Work instruction: Using the records below, filter out every line that lacks "arrow" and copy the rest.
Content starts
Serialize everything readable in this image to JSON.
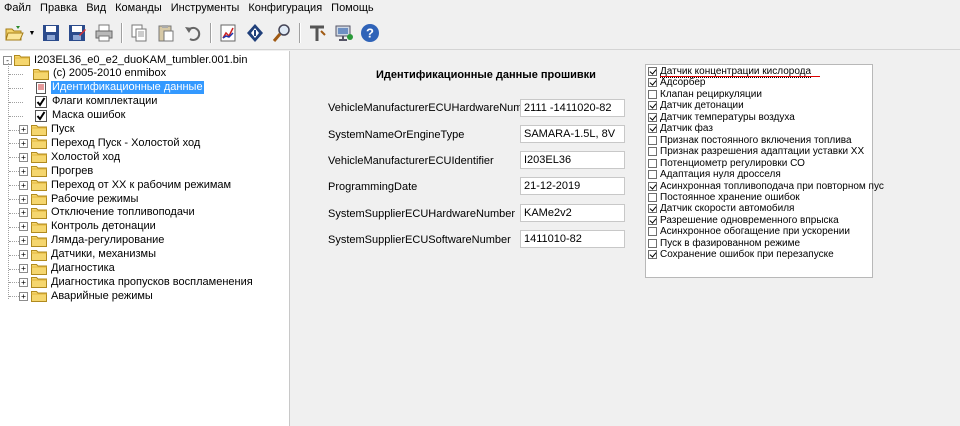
{
  "menu": [
    "Файл",
    "Правка",
    "Вид",
    "Команды",
    "Инструменты",
    "Конфигурация",
    "Помощь"
  ],
  "toolbar": {
    "buttons": [
      "open-icon",
      "save-icon",
      "save-as-icon",
      "print-icon",
      "copy-icon",
      "paste-icon",
      "undo-icon",
      "chart-icon",
      "diamond-icon",
      "search-icon",
      "tools-icon",
      "connect-icon",
      "help-icon"
    ]
  },
  "tree": {
    "root": "I203EL36_e0_e2_duoKAM_tumbler.001.bin",
    "items": [
      {
        "label": "(c) 2005-2010 enmibox",
        "kind": "folder-leaf"
      },
      {
        "label": "Идентификационные данные",
        "kind": "doc",
        "selected": true
      },
      {
        "label": "Флаги комплектации",
        "kind": "check"
      },
      {
        "label": "Маска ошибок",
        "kind": "check"
      },
      {
        "label": "Пуск",
        "kind": "folder"
      },
      {
        "label": "Переход Пуск - Холостой ход",
        "kind": "folder"
      },
      {
        "label": "Холостой ход",
        "kind": "folder"
      },
      {
        "label": "Прогрев",
        "kind": "folder"
      },
      {
        "label": "Переход от ХХ к рабочим режимам",
        "kind": "folder"
      },
      {
        "label": "Рабочие режимы",
        "kind": "folder"
      },
      {
        "label": "Отключение топливоподачи",
        "kind": "folder"
      },
      {
        "label": "Контроль детонации",
        "kind": "folder"
      },
      {
        "label": "Лямда-регулирование",
        "kind": "folder"
      },
      {
        "label": "Датчики, механизмы",
        "kind": "folder"
      },
      {
        "label": "Диагностика",
        "kind": "folder"
      },
      {
        "label": "Диагностика пропусков воспламенения",
        "kind": "folder"
      },
      {
        "label": "Аварийные режимы",
        "kind": "folder"
      }
    ]
  },
  "panel": {
    "title": "Идентификационные данные прошивки",
    "fields": [
      {
        "label": "VehicleManufacturerECUHardwareNumber",
        "value": "2111 -1411020-82"
      },
      {
        "label": "SystemNameOrEngineType",
        "value": "SAMARA-1.5L, 8V"
      },
      {
        "label": "VehicleManufacturerECUIdentifier",
        "value": "I203EL36"
      },
      {
        "label": "ProgrammingDate",
        "value": "21-12-2019"
      },
      {
        "label": "SystemSupplierECUHardwareNumber",
        "value": "KAMe2v2"
      },
      {
        "label": "SystemSupplierECUSoftwareNumber",
        "value": "1411010-82"
      }
    ]
  },
  "flags": [
    {
      "label": "Датчик концентрации кислорода",
      "checked": true
    },
    {
      "label": "Адсорбер",
      "checked": true
    },
    {
      "label": "Клапан рециркуляции",
      "checked": false
    },
    {
      "label": "Датчик детонации",
      "checked": true
    },
    {
      "label": "Датчик температуры воздуха",
      "checked": true
    },
    {
      "label": "Датчик фаз",
      "checked": true
    },
    {
      "label": "Признак постоянного включения топлива",
      "checked": false
    },
    {
      "label": "Признак разрешения адаптации уставки ХХ",
      "checked": false
    },
    {
      "label": "Потенциометр регулировки СО",
      "checked": false
    },
    {
      "label": "Адаптация нуля дросселя",
      "checked": false
    },
    {
      "label": "Асинхронная топливоподача при повторном пус",
      "checked": true
    },
    {
      "label": "Постоянное хранение ошибок",
      "checked": false
    },
    {
      "label": "Датчик скорости автомобиля",
      "checked": true
    },
    {
      "label": "Разрешение одновременного впрыска",
      "checked": true
    },
    {
      "label": "Асинхронное обогащение при ускорении",
      "checked": false
    },
    {
      "label": "Пуск в фазированном режиме",
      "checked": false
    },
    {
      "label": "Сохранение ошибок при перезапуске",
      "checked": true
    }
  ]
}
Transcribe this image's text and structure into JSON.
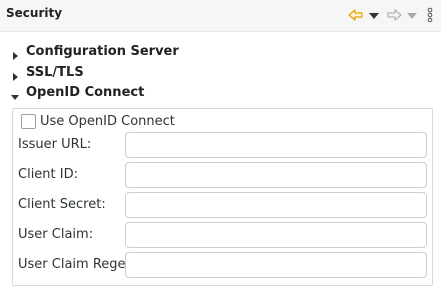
{
  "header": {
    "title": "Security",
    "toolbar": {
      "back_icon": "back-arrow-icon",
      "back_menu_icon": "dropdown-arrow-icon",
      "forward_icon": "forward-arrow-icon",
      "forward_menu_icon": "dropdown-arrow-icon",
      "view_menu_icon": "vertical-ellipsis-icon",
      "back_color": "#e8a400"
    }
  },
  "sections": [
    {
      "label": "Configuration Server",
      "expanded": false
    },
    {
      "label": "SSL/TLS",
      "expanded": false
    },
    {
      "label": "OpenID Connect",
      "expanded": true
    }
  ],
  "openid": {
    "use_checkbox_label": "Use OpenID Connect",
    "use_checked": false,
    "fields": [
      {
        "label": "Issuer URL:",
        "value": ""
      },
      {
        "label": "Client ID:",
        "value": ""
      },
      {
        "label": "Client Secret:",
        "value": ""
      },
      {
        "label": "User Claim:",
        "value": ""
      },
      {
        "label": "User Claim Regex:",
        "value": ""
      }
    ]
  }
}
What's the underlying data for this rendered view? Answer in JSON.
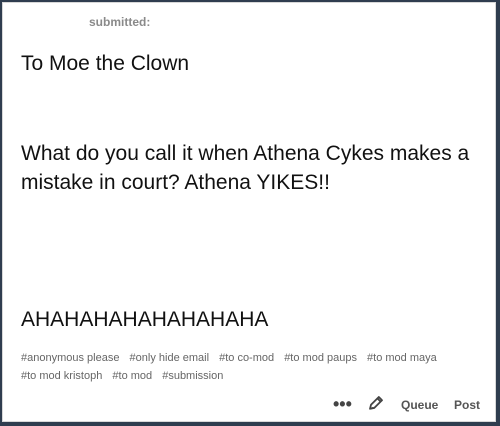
{
  "post": {
    "submitted_label": "submitted:",
    "lines": [
      "To Moe the Clown",
      "What do you call it when Athena Cykes makes a mistake in court? Athena YIKES!!",
      "AHAHAHAHAHAHAHAHA"
    ],
    "tags": [
      "#anonymous please",
      "#only hide email",
      "#to co-mod",
      "#to mod paups",
      "#to mod maya",
      "#to mod kristoph",
      "#to mod",
      "#submission"
    ]
  },
  "actions": {
    "more_icon": "more-dots-icon",
    "edit_icon": "pencil-icon",
    "queue_label": "Queue",
    "post_label": "Post"
  },
  "colors": {
    "background": "#2f3d4f",
    "card": "#ffffff",
    "text": "#111111",
    "muted": "#8a8a8a"
  }
}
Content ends
Answer:
      "back_icon": "back-arrow-icon",
      "back_menu_icon": "dropdown-arrow-icon",
      "forward_icon": "forward-arrow-icon",
      "forward_menu_icon": "dropdown-arrow-icon",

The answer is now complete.